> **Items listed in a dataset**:
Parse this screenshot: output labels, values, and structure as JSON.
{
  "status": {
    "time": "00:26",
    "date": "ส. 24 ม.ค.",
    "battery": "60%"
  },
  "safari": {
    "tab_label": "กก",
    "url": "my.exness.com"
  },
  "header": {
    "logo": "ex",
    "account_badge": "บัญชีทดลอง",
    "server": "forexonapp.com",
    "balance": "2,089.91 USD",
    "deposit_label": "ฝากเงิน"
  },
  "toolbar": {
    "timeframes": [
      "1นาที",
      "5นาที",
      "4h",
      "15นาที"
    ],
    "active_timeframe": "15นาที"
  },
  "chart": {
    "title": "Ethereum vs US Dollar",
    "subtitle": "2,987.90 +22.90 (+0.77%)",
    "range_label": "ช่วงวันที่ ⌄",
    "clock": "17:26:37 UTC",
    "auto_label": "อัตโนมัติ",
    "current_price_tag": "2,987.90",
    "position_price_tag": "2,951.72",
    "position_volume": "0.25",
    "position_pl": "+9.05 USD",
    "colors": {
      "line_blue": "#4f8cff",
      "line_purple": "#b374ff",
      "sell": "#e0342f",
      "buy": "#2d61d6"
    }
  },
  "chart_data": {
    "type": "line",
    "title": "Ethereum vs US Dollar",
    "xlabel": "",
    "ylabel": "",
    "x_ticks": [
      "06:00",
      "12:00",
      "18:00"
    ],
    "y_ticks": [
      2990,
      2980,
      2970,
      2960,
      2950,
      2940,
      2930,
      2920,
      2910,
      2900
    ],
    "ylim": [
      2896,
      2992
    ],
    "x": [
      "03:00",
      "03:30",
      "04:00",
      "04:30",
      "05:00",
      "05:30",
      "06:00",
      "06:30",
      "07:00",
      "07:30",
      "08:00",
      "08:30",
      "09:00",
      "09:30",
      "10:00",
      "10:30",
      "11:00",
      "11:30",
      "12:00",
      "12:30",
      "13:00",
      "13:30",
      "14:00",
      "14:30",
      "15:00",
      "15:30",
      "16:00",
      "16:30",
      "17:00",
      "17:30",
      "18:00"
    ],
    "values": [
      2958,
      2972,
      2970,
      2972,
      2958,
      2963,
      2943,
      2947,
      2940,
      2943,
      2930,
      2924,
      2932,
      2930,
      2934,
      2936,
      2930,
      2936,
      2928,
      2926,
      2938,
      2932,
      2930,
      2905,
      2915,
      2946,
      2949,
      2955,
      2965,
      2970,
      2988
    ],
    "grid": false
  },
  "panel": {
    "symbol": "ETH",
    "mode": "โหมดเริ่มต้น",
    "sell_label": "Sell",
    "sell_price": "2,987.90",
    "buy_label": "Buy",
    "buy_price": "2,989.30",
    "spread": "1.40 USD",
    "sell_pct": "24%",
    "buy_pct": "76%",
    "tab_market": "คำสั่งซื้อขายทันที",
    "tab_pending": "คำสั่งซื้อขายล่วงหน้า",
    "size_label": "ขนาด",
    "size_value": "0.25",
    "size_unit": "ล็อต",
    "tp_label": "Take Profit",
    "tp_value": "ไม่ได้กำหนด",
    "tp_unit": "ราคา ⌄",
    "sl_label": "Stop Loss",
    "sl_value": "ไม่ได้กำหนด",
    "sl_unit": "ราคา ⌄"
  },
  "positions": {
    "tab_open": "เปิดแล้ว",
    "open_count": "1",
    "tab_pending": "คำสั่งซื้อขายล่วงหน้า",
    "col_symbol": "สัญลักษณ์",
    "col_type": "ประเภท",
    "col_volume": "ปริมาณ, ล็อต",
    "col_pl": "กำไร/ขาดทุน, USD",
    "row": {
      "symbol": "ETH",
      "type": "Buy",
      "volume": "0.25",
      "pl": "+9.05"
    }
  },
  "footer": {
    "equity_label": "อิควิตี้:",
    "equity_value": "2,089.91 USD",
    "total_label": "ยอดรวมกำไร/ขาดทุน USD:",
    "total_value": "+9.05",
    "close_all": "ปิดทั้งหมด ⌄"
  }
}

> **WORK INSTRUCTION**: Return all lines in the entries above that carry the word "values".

> **FINISHED EXERCISE**:
Parse this screenshot: output labels, values, and structure as JSON.
    "values": [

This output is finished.